Even though complainants in the U.K. found the Observer’s column about transgender people was “offensive,” the Press Complaints Commission ruled that the column didn’t break the PCC’s Editors Code.
As iMediaEthics has written, in a January column, the Observer’s Julie Burchill called transgender people “bed-wetters in bad wigs,” “dicks in chicks’ clothing,” and so on. Burchill’s column was in response to criticism of her friend Suzanne Moore’s writings on “women’s anger.”
More than 800 complaints were filed with the Press Complaints Commission over the column, which the Observer unpublished. The Observer’s editor John Mulholland explained the unpublishing was “in light of the hurt and offence caused,” and the Observer’s readers’ editor Stephen Pritchard said he got 1,000 emails about the column. In addition, a protest was staged outside the Observer‘s offices.
According to the ruling, published on the blog Challenging Journeys, the PCC looked at complaints against both the initial publication by the Observer and the later publication by the Telegraph, which posted the column on its website after the Observer deleted it. The PCC’s Catherine Speller told iMediaEthics that “a summary of the complaint will be published on the PCC website (in the monthly complaints summaries section http://www.pcc.org.uk/cases/monthlycomplaintssumarries.html) in due course.”
Complaints focused on the PCC’s code against discrimination and accuracy, as well as “concerns…that the repeated use of terms of offence” were harassment.
The PCC decided that the column didn’t violate the discrimination clause because the column was generalized and didn’t target one person. The discrimination clause advises against using “prejudicial or pejorative reference to an individual’s race, colour, religion, gender, sexual orientation or to any physical or mental illness or disability.”

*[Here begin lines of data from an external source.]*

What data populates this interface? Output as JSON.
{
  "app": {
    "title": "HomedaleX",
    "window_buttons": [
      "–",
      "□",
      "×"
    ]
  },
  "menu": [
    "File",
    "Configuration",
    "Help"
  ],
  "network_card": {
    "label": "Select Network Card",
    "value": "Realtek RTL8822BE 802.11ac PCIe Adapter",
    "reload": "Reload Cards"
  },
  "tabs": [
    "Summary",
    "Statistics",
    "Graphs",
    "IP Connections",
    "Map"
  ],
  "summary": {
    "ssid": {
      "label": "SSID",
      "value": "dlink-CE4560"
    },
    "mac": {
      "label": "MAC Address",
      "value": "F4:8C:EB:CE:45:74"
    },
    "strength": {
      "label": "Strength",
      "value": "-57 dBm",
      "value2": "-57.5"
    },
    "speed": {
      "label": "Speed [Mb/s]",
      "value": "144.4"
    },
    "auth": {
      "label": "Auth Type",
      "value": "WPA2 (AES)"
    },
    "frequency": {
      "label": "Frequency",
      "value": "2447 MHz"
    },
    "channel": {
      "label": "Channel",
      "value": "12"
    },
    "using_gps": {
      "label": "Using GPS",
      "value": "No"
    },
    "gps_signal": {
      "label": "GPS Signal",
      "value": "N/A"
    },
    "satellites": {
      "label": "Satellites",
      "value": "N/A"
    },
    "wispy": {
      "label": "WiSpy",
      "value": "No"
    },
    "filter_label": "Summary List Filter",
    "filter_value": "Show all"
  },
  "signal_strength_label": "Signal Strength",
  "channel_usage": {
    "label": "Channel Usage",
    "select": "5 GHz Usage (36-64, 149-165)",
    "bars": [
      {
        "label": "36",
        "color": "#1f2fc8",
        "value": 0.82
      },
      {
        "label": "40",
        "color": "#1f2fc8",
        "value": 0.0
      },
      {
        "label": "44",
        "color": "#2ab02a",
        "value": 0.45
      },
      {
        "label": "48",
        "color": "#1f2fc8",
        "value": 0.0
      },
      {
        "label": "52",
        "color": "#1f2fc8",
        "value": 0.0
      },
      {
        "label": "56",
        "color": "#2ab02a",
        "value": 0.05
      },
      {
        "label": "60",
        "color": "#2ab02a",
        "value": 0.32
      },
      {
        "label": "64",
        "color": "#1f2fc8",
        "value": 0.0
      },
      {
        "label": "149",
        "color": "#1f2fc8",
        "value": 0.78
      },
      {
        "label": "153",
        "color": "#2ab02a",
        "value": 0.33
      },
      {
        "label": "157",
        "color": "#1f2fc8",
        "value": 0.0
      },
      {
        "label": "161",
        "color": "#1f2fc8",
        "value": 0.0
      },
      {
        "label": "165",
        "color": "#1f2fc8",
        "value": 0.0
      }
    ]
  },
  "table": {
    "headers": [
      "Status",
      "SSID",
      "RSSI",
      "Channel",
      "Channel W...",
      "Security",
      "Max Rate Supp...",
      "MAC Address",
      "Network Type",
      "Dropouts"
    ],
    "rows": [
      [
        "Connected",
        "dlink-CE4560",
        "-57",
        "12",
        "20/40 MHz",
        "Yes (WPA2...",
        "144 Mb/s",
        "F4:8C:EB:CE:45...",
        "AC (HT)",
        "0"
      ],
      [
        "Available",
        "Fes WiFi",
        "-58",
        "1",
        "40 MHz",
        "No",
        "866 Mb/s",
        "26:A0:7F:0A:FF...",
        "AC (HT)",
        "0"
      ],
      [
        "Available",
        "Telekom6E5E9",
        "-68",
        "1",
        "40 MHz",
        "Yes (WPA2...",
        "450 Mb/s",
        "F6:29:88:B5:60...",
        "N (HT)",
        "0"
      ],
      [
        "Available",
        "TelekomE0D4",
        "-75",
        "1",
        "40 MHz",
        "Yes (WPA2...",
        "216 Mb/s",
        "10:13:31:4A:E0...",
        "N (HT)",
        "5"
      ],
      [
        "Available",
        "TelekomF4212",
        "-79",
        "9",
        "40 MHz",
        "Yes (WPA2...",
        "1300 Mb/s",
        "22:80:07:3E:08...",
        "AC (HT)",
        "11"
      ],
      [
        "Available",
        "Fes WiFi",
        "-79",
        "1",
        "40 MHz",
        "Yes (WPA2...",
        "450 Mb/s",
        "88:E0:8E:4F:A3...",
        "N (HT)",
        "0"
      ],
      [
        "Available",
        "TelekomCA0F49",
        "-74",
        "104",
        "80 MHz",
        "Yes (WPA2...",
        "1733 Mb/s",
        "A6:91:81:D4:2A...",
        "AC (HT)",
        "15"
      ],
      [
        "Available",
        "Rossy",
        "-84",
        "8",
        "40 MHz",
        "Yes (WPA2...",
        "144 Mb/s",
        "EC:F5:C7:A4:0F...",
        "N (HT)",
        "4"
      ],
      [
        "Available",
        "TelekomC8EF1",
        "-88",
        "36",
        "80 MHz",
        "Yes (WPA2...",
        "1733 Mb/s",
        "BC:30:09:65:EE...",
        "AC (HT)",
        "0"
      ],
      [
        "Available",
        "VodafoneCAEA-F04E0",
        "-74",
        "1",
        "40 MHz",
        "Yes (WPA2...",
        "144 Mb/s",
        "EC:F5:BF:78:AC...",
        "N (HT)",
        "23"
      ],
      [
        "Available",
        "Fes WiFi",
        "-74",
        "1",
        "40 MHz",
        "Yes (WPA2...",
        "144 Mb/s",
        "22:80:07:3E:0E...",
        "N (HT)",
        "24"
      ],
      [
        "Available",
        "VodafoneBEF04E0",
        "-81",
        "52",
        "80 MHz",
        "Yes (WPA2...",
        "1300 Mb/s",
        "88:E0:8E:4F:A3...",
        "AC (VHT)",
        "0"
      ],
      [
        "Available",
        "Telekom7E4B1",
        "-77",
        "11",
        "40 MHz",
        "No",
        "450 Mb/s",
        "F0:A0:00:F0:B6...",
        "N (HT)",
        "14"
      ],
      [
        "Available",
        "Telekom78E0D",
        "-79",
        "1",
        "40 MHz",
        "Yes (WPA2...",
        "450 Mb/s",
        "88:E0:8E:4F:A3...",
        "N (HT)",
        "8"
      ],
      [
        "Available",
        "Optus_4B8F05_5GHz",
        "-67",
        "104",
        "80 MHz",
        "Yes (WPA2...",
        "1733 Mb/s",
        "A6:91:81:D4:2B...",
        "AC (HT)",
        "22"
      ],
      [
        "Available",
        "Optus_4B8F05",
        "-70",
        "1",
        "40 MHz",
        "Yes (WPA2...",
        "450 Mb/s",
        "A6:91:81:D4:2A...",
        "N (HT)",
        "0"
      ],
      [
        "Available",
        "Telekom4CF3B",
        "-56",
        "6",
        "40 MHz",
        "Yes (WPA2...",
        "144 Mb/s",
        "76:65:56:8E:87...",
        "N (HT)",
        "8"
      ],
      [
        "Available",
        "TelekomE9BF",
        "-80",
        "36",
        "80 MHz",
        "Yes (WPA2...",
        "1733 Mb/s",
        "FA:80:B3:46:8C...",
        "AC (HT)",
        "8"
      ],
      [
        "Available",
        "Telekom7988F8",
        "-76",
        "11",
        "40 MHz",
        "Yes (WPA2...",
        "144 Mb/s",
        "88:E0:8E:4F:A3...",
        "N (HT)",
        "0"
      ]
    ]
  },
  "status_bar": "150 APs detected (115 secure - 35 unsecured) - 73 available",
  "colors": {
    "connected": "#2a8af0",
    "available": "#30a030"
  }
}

The PCC’s ruling explains:
“The clause does not cover references to groups or categories of people. The language used in the article did not refer to any identifiable individual, but to transgender people generally. While the Commission acknowledged the depth of the complainants’ concerns about the terminology used, in the absence of reference to a particular individual, there was no breach of Clause 12.”
Further, the PCC ruled that Burchill’s column wasn’t “inaccurate or misleading” because it was an opinion column and not a news report. And, since Burchill’s comments were made in “a single comment piece,” the PCC decided it wasn’t harassment.
iMediaEthics has written to the Telegraph and the Observer seeking comment in response to the ruling. We’ll update with any response.